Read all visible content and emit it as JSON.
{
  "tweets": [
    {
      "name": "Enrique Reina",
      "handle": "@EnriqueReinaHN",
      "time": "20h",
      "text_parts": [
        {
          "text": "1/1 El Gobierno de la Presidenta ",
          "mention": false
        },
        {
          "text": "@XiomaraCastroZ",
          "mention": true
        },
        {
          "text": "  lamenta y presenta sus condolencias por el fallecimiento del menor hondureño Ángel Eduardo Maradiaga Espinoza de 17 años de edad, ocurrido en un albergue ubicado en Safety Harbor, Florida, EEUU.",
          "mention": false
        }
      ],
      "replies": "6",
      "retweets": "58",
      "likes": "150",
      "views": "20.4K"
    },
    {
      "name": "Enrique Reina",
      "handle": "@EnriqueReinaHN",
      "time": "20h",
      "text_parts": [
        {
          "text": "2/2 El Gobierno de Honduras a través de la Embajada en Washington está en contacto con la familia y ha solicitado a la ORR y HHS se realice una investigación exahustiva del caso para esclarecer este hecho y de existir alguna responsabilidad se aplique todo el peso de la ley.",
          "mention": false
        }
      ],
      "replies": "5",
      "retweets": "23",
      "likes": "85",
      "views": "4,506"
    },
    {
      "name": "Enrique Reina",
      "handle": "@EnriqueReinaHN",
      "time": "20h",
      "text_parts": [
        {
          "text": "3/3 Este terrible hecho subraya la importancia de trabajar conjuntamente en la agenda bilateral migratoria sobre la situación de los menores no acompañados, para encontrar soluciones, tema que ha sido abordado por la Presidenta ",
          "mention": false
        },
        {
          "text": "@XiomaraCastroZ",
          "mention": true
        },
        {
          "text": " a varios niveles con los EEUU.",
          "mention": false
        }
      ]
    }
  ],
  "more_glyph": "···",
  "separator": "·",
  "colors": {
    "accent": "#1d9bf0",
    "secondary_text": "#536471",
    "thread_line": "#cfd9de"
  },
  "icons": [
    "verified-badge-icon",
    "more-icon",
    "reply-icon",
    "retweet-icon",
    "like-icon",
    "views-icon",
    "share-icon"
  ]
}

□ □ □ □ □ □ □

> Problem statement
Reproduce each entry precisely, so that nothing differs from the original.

> The answer
Read all visible content and emit it as JSON.
{
  "tweets": [
    {
      "name": "Enrique Reina",
      "handle": "@EnriqueReinaHN",
      "time": "20h",
      "text_parts": [
        {
          "text": "1/1 El Gobierno de la Presidenta ",
          "mention": false
        },
        {
          "text": "@XiomaraCastroZ",
          "mention": true
        },
        {
          "text": "  lamenta y presenta sus condolencias por el fallecimiento del menor hondureño Ángel Eduardo Maradiaga Espinoza de 17 años de edad, ocurrido en un albergue ubicado en Safety Harbor, Florida, EEUU.",
          "mention": false
        }
      ],
      "replies": "6",
      "retweets": "58",
      "likes": "150",
      "views": "20.4K"
    },
    {
      "name": "Enrique Reina",
      "handle": "@EnriqueReinaHN",
      "time": "20h",
      "text_parts": [
        {
          "text": "2/2 El Gobierno de Honduras a través de la Embajada en Washington está en contacto con la familia y ha solicitado a la ORR y HHS se realice una investigación exahustiva del caso para esclarecer este hecho y de existir alguna responsabilidad se aplique todo el peso de la ley.",
          "mention": false
        }
      ],
      "replies": "5",
      "retweets": "23",
      "likes": "85",
      "views": "4,506"
    },
    {
      "name": "Enrique Reina",
      "handle": "@EnriqueReinaHN",
      "time": "20h",
      "text_parts": [
        {
          "text": "3/3 Este terrible hecho subraya la importancia de trabajar conjuntamente en la agenda bilateral migratoria sobre la situación de los menores no acompañados, para encontrar soluciones, tema que ha sido abordado por la Presidenta ",
          "mention": false
        },
        {
          "text": "@XiomaraCastroZ",
          "mention": true
        },
        {
          "text": " a varios niveles con los EEUU.",
          "mention": false
        }
      ]
    }
  ],
  "more_glyph": "···",
  "separator": "·",
  "colors": {
    "accent": "#1d9bf0",
    "secondary_text": "#536471",
    "thread_line": "#cfd9de"
  },
  "icons": [
    "verified-badge-icon",
    "more-icon",
    "reply-icon",
    "retweet-icon",
    "like-icon",
    "views-icon",
    "share-icon"
  ]
}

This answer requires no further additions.